▶ RECORDS SUPPLIED
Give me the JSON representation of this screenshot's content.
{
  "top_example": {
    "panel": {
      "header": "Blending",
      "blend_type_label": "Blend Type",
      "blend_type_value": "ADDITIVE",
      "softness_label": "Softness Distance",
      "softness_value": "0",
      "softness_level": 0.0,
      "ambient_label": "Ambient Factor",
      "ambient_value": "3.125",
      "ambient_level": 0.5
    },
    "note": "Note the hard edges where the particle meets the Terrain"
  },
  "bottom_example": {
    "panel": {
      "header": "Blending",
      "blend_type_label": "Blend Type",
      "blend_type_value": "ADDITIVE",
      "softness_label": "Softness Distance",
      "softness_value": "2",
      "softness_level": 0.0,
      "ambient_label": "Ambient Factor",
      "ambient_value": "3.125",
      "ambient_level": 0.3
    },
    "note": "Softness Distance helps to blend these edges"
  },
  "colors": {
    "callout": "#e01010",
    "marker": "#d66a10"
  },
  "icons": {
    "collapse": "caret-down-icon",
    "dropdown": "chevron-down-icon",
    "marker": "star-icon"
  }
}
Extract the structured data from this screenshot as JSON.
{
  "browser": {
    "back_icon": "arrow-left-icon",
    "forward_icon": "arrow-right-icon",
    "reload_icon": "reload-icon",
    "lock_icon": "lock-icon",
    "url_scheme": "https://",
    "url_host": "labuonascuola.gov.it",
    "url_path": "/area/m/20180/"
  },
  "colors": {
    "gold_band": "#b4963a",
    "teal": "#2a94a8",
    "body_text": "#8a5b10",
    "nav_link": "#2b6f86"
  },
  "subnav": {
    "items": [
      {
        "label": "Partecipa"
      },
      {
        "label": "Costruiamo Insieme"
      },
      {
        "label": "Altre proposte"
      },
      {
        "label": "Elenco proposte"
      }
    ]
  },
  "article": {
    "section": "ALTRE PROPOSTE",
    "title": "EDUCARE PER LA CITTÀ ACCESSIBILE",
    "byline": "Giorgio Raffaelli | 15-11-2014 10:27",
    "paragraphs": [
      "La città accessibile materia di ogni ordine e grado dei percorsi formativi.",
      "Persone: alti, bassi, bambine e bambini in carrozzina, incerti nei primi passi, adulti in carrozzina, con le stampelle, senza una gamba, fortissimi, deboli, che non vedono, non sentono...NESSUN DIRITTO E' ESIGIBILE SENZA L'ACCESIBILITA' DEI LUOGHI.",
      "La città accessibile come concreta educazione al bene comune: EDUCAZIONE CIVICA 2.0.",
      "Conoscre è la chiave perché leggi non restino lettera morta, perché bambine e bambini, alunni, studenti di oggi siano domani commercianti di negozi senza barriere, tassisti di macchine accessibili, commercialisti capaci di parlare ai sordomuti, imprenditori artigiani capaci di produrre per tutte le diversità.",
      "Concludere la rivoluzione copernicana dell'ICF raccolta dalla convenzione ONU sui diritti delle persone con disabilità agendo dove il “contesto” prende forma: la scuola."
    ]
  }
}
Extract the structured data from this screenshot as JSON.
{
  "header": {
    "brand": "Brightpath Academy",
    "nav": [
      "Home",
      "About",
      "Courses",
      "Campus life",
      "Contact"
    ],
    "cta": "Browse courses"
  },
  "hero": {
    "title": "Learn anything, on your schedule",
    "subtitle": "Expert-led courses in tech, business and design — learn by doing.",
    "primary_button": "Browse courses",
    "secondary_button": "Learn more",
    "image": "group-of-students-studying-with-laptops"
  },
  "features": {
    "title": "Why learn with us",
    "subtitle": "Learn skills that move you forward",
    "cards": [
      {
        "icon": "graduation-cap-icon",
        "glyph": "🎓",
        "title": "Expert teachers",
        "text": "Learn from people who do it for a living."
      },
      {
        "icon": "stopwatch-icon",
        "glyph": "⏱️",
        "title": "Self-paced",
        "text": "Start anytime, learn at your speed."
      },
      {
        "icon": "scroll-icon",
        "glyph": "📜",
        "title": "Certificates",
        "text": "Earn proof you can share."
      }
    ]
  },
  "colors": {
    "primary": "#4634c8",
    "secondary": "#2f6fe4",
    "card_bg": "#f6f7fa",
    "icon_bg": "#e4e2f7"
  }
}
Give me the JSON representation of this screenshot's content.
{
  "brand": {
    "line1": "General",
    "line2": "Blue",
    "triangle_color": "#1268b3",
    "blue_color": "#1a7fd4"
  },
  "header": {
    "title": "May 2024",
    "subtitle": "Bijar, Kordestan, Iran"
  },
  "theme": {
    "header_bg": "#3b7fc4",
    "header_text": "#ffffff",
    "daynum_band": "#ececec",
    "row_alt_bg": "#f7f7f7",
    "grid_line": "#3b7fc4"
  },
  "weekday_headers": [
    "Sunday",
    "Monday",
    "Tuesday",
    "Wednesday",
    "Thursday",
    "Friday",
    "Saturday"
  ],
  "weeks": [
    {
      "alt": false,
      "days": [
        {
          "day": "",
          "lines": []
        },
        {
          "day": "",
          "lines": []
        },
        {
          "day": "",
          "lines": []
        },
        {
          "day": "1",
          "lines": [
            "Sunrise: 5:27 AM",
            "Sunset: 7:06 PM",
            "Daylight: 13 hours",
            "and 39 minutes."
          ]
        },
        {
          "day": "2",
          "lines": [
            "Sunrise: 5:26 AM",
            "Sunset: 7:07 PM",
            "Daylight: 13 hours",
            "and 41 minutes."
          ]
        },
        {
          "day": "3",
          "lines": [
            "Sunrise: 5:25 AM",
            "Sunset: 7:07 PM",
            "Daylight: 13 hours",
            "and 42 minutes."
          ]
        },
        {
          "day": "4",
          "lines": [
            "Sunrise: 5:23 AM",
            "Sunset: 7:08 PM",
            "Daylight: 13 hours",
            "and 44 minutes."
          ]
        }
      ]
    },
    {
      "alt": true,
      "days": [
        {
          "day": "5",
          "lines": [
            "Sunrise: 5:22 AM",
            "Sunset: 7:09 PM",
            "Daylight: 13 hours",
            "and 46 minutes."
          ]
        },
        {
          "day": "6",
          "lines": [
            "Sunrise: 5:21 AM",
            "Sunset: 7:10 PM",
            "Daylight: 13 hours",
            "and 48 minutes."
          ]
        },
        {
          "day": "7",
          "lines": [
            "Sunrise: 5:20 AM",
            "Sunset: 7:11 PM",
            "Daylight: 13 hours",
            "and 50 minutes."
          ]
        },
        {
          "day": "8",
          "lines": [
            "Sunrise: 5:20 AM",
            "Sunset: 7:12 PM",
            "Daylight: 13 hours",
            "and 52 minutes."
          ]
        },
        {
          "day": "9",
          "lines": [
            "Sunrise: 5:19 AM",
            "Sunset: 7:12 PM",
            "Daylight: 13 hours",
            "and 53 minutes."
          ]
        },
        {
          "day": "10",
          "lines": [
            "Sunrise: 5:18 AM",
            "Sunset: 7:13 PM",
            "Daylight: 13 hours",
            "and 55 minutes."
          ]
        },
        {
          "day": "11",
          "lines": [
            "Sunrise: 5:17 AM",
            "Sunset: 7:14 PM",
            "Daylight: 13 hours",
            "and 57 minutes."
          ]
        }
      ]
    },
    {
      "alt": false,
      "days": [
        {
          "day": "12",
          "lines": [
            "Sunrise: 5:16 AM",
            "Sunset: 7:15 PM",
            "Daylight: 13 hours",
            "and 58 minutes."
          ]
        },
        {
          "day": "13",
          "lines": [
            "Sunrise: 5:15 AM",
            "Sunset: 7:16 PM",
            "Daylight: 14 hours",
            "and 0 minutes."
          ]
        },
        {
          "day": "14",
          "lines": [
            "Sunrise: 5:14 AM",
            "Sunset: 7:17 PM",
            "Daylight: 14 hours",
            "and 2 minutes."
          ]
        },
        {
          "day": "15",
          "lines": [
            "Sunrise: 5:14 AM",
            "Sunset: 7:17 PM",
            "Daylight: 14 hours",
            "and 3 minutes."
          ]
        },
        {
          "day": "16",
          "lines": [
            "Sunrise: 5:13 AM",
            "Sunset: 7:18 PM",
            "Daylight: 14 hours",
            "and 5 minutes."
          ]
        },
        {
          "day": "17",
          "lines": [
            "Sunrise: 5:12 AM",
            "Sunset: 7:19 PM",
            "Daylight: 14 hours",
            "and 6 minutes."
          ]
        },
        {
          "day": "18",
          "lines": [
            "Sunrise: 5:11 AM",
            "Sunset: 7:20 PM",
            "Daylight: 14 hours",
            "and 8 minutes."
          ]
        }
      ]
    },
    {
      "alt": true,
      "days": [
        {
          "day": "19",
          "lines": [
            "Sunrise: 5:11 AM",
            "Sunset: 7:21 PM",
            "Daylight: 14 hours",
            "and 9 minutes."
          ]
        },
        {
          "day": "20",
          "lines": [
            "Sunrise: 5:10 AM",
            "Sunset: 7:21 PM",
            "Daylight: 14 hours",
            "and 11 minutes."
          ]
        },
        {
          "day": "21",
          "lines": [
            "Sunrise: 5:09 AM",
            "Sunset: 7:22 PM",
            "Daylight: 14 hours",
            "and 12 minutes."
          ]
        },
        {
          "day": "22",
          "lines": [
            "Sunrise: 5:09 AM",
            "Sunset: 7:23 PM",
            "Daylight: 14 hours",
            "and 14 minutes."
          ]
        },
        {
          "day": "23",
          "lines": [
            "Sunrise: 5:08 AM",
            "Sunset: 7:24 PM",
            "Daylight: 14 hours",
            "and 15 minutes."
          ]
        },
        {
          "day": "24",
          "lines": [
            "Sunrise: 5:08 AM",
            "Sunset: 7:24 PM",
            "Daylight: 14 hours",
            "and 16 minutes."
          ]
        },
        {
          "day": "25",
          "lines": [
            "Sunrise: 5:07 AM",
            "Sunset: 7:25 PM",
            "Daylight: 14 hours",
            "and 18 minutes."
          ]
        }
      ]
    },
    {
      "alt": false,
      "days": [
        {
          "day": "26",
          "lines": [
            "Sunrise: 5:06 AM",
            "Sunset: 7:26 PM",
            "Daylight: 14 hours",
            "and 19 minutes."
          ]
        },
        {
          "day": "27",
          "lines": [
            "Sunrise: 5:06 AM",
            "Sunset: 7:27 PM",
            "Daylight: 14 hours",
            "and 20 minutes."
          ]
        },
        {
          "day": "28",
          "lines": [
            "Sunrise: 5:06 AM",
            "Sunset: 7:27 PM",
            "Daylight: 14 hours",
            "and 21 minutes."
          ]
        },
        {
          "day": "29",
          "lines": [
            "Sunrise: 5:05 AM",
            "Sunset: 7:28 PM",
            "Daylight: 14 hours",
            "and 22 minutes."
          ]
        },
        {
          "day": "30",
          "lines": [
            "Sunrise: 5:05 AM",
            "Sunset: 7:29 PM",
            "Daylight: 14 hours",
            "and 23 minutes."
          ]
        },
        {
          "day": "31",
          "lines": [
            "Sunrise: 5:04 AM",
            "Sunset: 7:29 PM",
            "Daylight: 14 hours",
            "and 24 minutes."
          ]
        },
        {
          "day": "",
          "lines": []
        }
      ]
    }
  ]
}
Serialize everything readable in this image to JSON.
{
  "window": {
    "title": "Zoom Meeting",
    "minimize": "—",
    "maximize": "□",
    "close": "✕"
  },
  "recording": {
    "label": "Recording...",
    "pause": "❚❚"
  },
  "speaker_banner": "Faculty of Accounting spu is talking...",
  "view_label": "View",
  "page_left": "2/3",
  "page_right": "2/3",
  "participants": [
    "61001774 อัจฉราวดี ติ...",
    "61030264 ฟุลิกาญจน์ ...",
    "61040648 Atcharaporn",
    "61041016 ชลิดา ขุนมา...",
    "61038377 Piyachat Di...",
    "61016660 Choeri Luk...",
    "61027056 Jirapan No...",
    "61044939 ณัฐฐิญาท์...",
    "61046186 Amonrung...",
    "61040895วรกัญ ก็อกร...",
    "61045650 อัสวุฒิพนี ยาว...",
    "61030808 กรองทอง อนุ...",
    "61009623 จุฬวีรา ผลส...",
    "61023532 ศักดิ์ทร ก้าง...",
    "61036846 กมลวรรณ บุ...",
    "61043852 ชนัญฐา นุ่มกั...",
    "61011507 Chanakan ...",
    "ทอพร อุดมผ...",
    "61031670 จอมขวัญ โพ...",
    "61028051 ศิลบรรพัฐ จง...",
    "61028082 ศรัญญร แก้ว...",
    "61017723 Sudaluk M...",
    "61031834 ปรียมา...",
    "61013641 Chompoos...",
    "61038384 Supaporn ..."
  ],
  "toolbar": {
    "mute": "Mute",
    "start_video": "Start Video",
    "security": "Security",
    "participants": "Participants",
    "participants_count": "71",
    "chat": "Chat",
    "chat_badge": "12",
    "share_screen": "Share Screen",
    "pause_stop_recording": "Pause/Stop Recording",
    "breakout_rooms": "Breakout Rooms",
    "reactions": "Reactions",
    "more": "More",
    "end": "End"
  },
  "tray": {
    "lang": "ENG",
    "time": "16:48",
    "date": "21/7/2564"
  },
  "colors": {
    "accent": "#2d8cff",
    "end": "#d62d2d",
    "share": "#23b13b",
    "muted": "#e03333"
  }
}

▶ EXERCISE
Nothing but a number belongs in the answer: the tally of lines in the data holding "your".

▶ TASK RESPONSE
2